Aim of the task
Everything in the records is to be written out exactly, except the pictures.

Exercise data
####

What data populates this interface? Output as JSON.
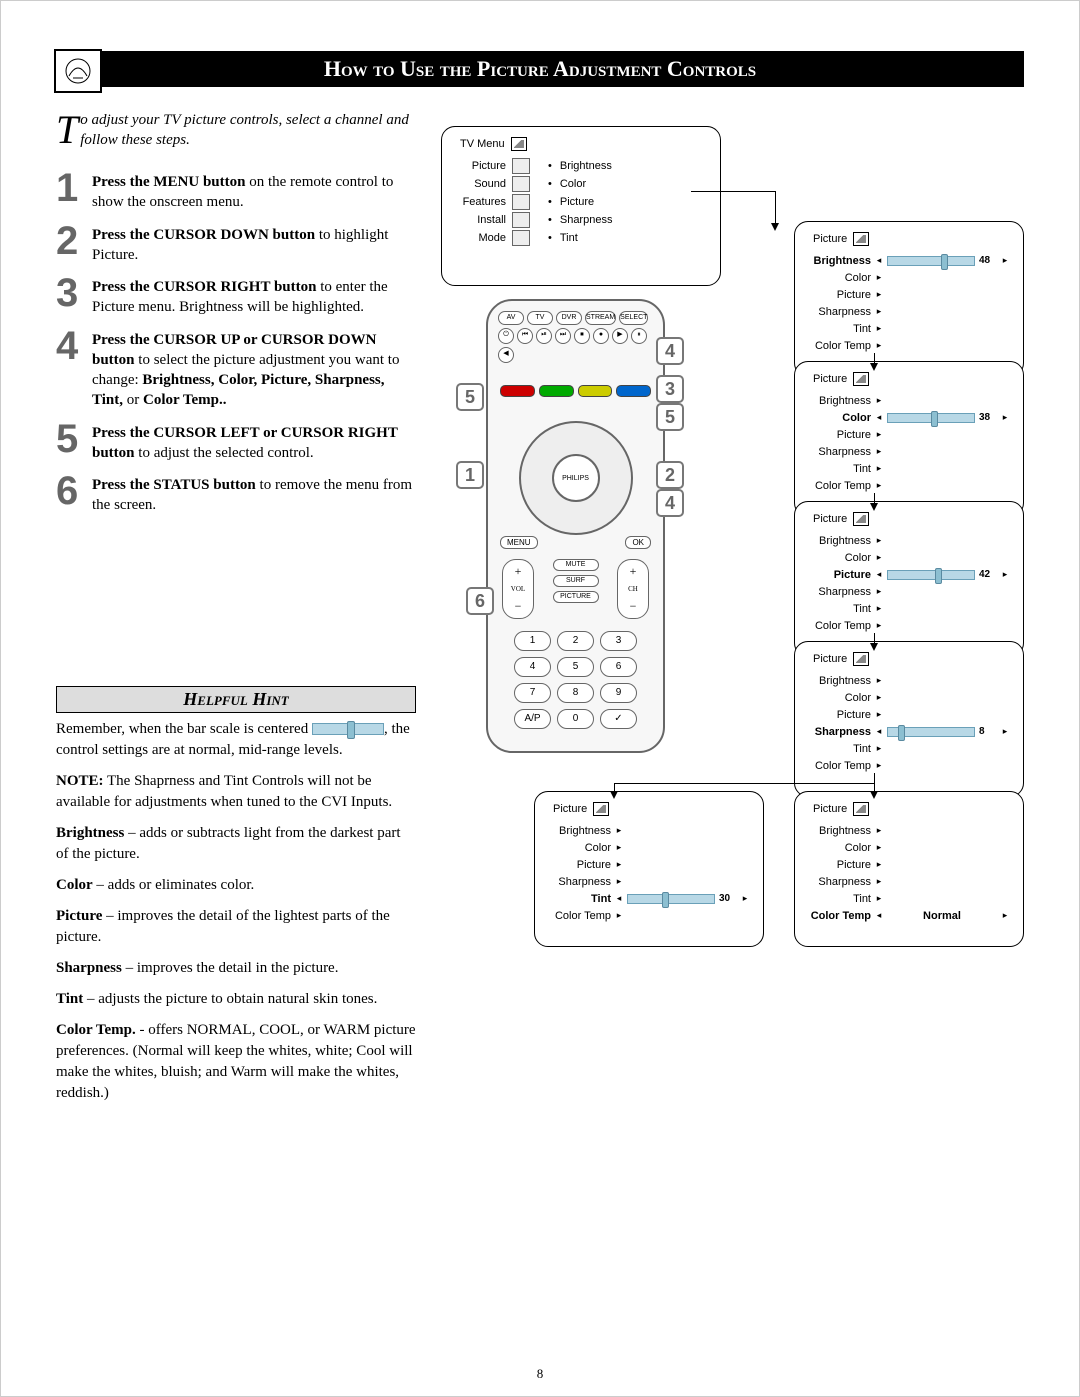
{
  "title": "How to Use the Picture Adjustment Controls",
  "intro_dropcap": "T",
  "intro": "o adjust your TV picture controls, select a channel and follow these steps.",
  "steps": [
    {
      "n": "1",
      "bold": "Press the MENU button",
      "rest": " on the remote control to show the onscreen menu."
    },
    {
      "n": "2",
      "bold": "Press the CURSOR DOWN button",
      "rest": " to highlight Picture."
    },
    {
      "n": "3",
      "bold": "Press the CURSOR RIGHT button",
      "rest": " to enter the Picture menu. Brightness will be highlighted."
    },
    {
      "n": "4",
      "bold": "Press the CURSOR UP or CURSOR DOWN button",
      "rest": " to select the picture adjustment you want to change: ",
      "bold2": "Brightness, Color, Picture, Sharpness, Tint,",
      "rest2": " or ",
      "bold3": "Color Temp.."
    },
    {
      "n": "5",
      "bold": "Press the CURSOR LEFT or CURSOR RIGHT button",
      "rest": " to adjust the selected control."
    },
    {
      "n": "6",
      "bold": "Press the STATUS button",
      "rest": " to remove the menu from the screen."
    }
  ],
  "hint_title": "Helpful Hint",
  "hint": {
    "p1a": "Remember, when the bar scale is centered ",
    "p1b": ", the control settings are at normal, mid-range levels.",
    "note_label": "NOTE:",
    "note_text": " The Shaprness and Tint Controls will not be available for adjustments when tuned to the CVI  Inputs.",
    "items": [
      {
        "term": "Brightness",
        "def": " – adds or subtracts light from the darkest part of the picture."
      },
      {
        "term": "Color",
        "def": " – adds or eliminates color."
      },
      {
        "term": "Picture",
        "def": " – improves the detail of the lightest parts of the picture."
      },
      {
        "term": "Sharpness",
        "def": " – improves the detail in the picture."
      },
      {
        "term": "Tint",
        "def": " – adjusts the picture to obtain natural skin tones."
      },
      {
        "term": "Color Temp.",
        "def": " - offers NORMAL, COOL, or WARM picture preferences. (Normal will keep the whites, white; Cool will make the whites, bluish; and Warm will make the whites, reddish.)"
      }
    ]
  },
  "tvmenu": {
    "title": "TV Menu",
    "left": [
      "Picture",
      "Sound",
      "Features",
      "Install",
      "Mode"
    ],
    "right": [
      "Brightness",
      "Color",
      "Picture",
      "Sharpness",
      "Tint"
    ]
  },
  "picture_panel_title": "Picture",
  "pic_rows": [
    "Brightness",
    "Color",
    "Picture",
    "Sharpness",
    "Tint",
    "Color Temp"
  ],
  "panels": [
    {
      "sel": "Brightness",
      "val": "48",
      "knob": 62
    },
    {
      "sel": "Color",
      "val": "38",
      "knob": 50
    },
    {
      "sel": "Picture",
      "val": "42",
      "knob": 55
    },
    {
      "sel": "Sharpness",
      "val": "8",
      "knob": 12
    },
    {
      "sel": "Tint",
      "val": "30",
      "knob": 40
    },
    {
      "sel": "Color Temp",
      "val": "Normal",
      "knob": 50
    }
  ],
  "remote": {
    "brand": "PHILIPS",
    "menu": "MENU",
    "ok": "OK",
    "vol": "VOL",
    "ch": "CH",
    "mute": "MUTE",
    "surf": "SURF",
    "picture": "PICTURE"
  },
  "callouts": [
    "1",
    "2",
    "3",
    "4",
    "5",
    "6"
  ],
  "page_number": "8"
}
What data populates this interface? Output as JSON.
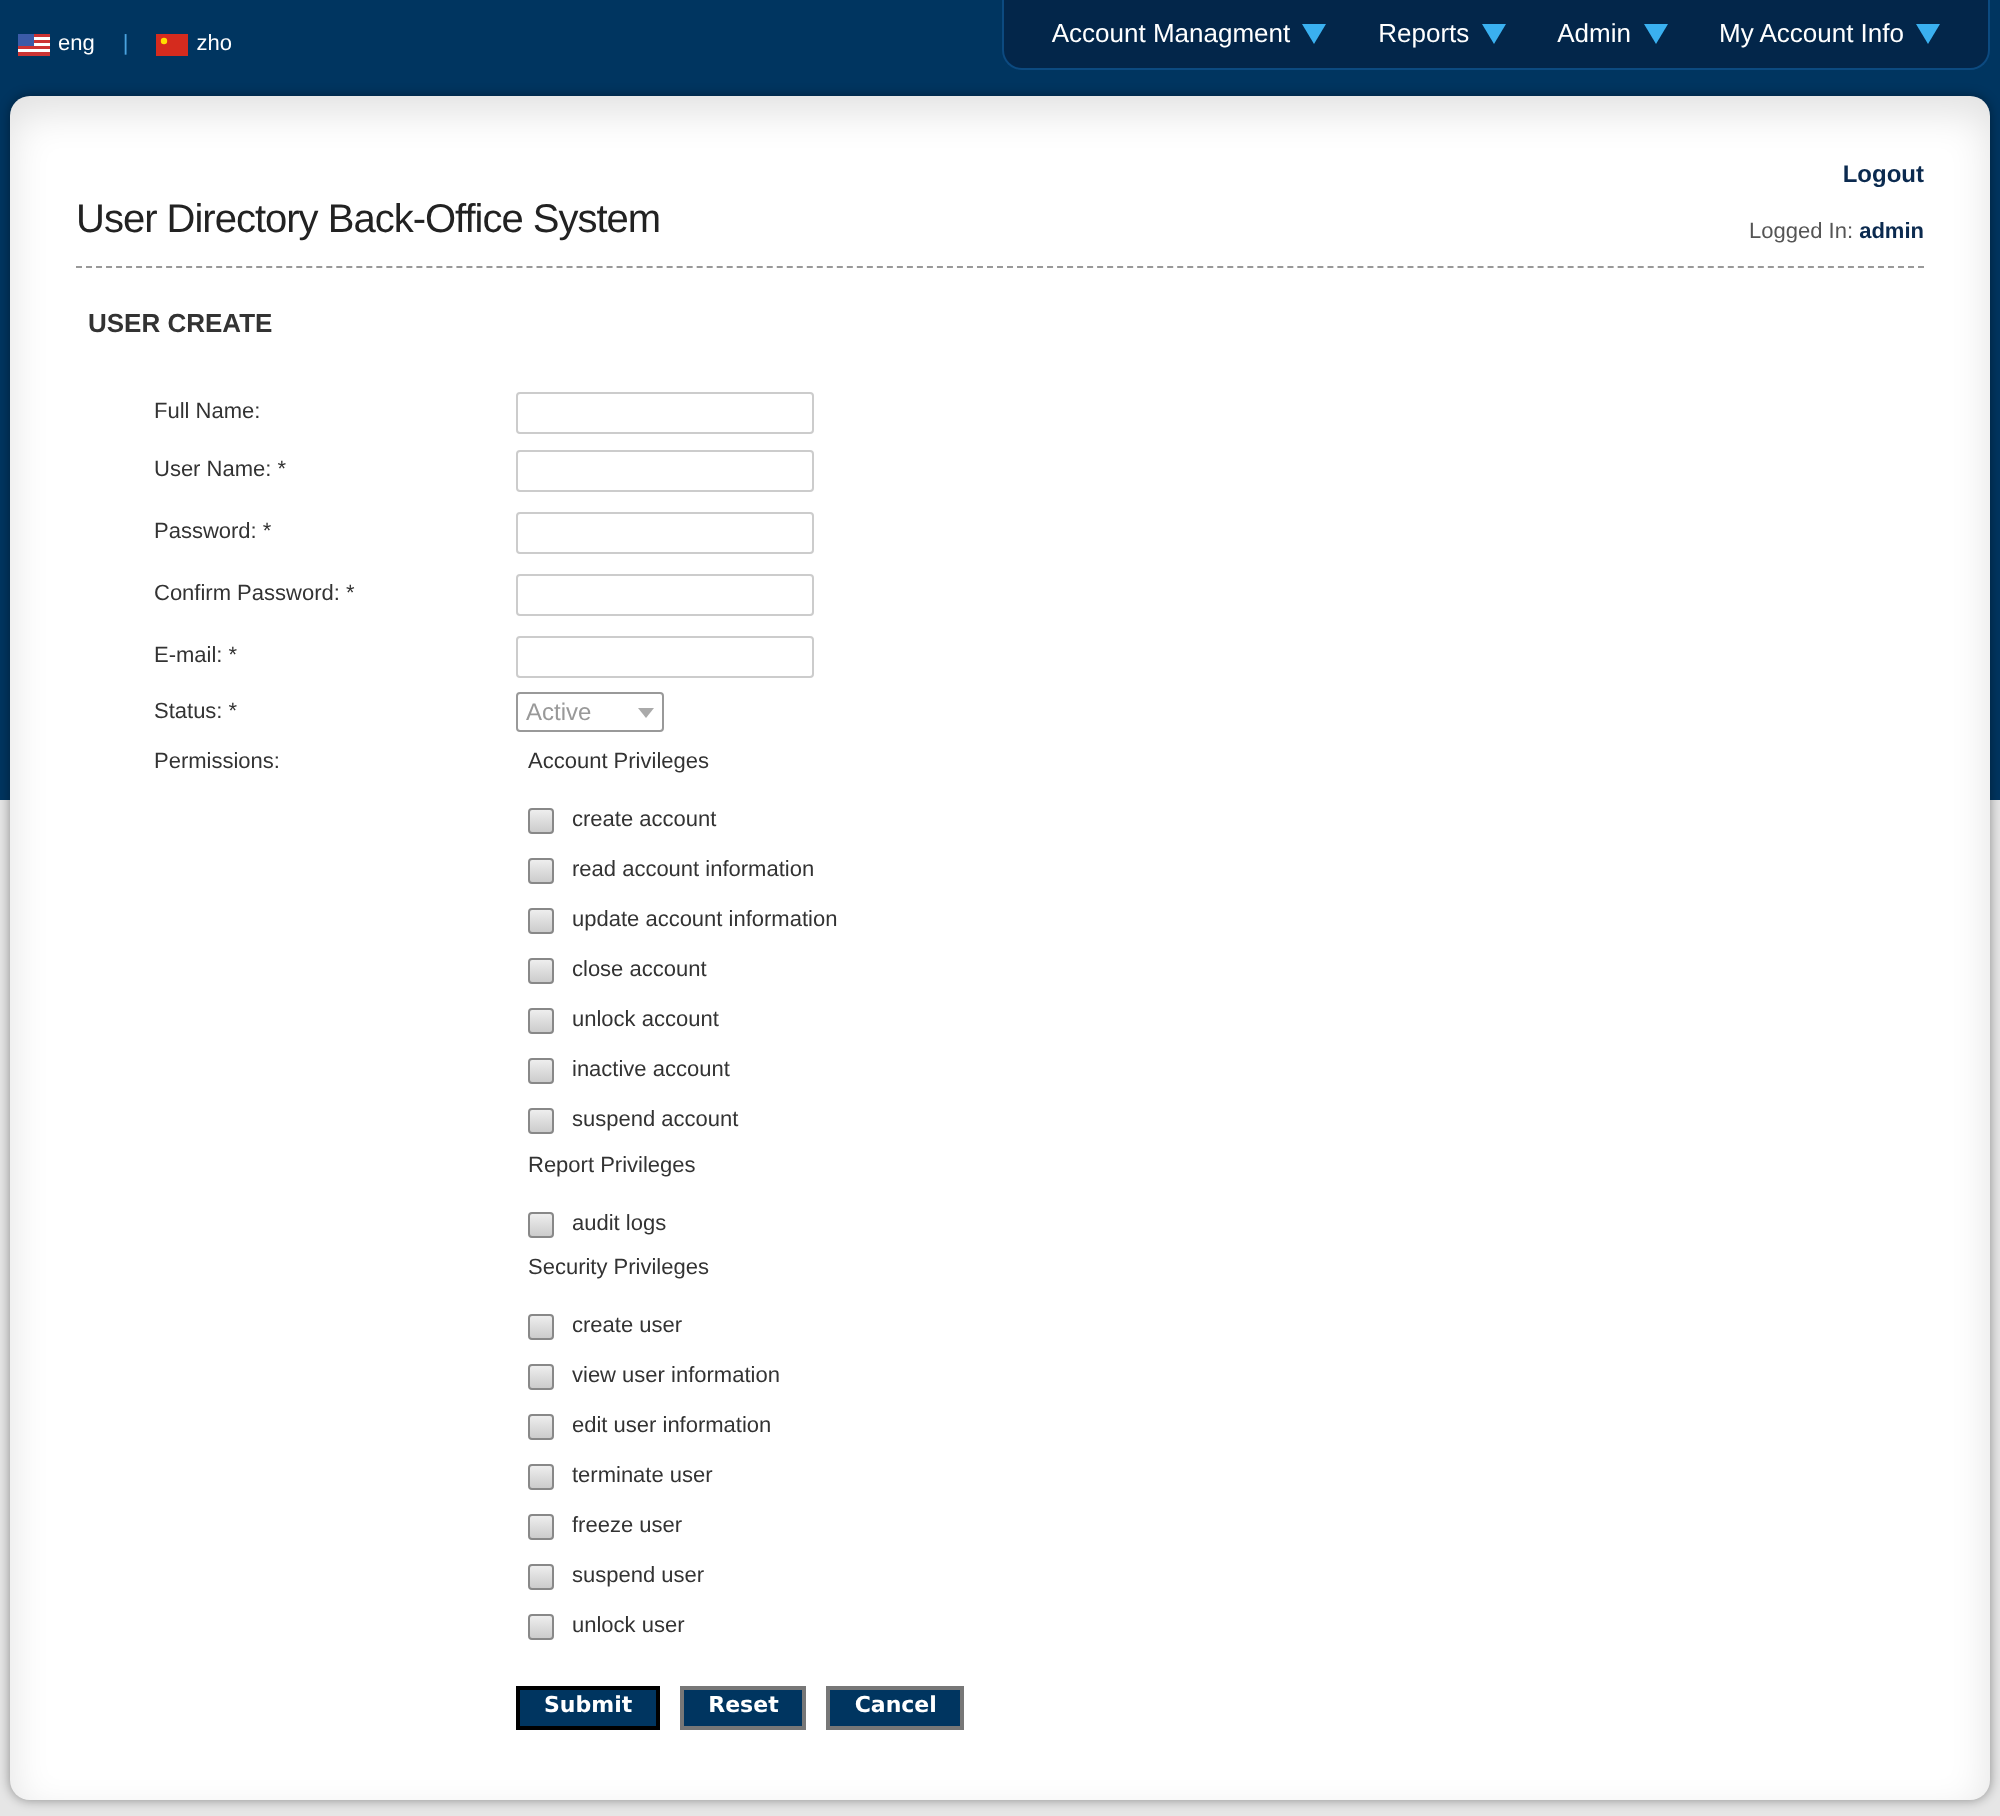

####

Expected answer
What data populates this interface? Output as JSON.
{
  "title": "How to Use the Picture Adjustment Controls",
  "intro_dropcap": "T",
  "intro": "o adjust your TV picture controls, select a channel and follow these steps.",
  "steps": [
    {
      "n": "1",
      "bold": "Press the MENU button",
      "rest": " on the remote control to show the onscreen menu."
    },
    {
      "n": "2",
      "bold": "Press the CURSOR DOWN button",
      "rest": " to highlight Picture."
    },
    {
      "n": "3",
      "bold": "Press the CURSOR RIGHT button",
      "rest": " to enter the Picture menu. Brightness will be highlighted."
    },
    {
      "n": "4",
      "bold": "Press the CURSOR UP or CURSOR DOWN button",
      "rest": " to select the picture adjustment you want to change: ",
      "bold2": "Brightness, Color, Picture, Sharpness, Tint,",
      "rest2": " or ",
      "bold3": "Color Temp.."
    },
    {
      "n": "5",
      "bold": "Press the CURSOR LEFT or CURSOR RIGHT button",
      "rest": " to adjust the selected control."
    },
    {
      "n": "6",
      "bold": "Press the STATUS button",
      "rest": " to remove the menu from the screen."
    }
  ],
  "hint_title": "Helpful Hint",
  "hint": {
    "p1a": "Remember, when the bar scale is centered ",
    "p1b": ", the control settings are at normal, mid-range levels.",
    "note_label": "NOTE:",
    "note_text": " The Shaprness and Tint Controls will not be available for adjustments when tuned to the CVI  Inputs.",
    "items": [
      {
        "term": "Brightness",
        "def": " – adds or subtracts light from the darkest part of the picture."
      },
      {
        "term": "Color",
        "def": " – adds or eliminates color."
      },
      {
        "term": "Picture",
        "def": " – improves the detail of the lightest parts of the picture."
      },
      {
        "term": "Sharpness",
        "def": " – improves the detail in the picture."
      },
      {
        "term": "Tint",
        "def": " – adjusts the picture to obtain natural skin tones."
      },
      {
        "term": "Color Temp.",
        "def": " - offers NORMAL, COOL, or WARM picture preferences. (Normal will keep the whites, white; Cool will make the whites, bluish; and Warm will make the whites, reddish.)"
      }
    ]
  },
  "tvmenu": {
    "title": "TV Menu",
    "left": [
      "Picture",
      "Sound",
      "Features",
      "Install",
      "Mode"
    ],
    "right": [
      "Brightness",
      "Color",
      "Picture",
      "Sharpness",
      "Tint"
    ]
  },
  "picture_panel_title": "Picture",
  "pic_rows": [
    "Brightness",
    "Color",
    "Picture",
    "Sharpness",
    "Tint",
    "Color Temp"
  ],
  "panels": [
    {
      "sel": "Brightness",
      "val": "48",
      "knob": 62
    },
    {
      "sel": "Color",
      "val": "38",
      "knob": 50
    },
    {
      "sel": "Picture",
      "val": "42",
      "knob": 55
    },
    {
      "sel": "Sharpness",
      "val": "8",
      "knob": 12
    },
    {
      "sel": "Tint",
      "val": "30",
      "knob": 40
    },
    {
      "sel": "Color Temp",
      "val": "Normal",
      "knob": 50
    }
  ],
  "remote": {
    "brand": "PHILIPS",
    "menu": "MENU",
    "ok": "OK",
    "vol": "VOL",
    "ch": "CH",
    "mute": "MUTE",
    "surf": "SURF",
    "picture": "PICTURE"
  },
  "callouts": [
    "1",
    "2",
    "3",
    "4",
    "5",
    "6"
  ],
  "page_number": "8"
}
What data populates this interface? Output as JSON.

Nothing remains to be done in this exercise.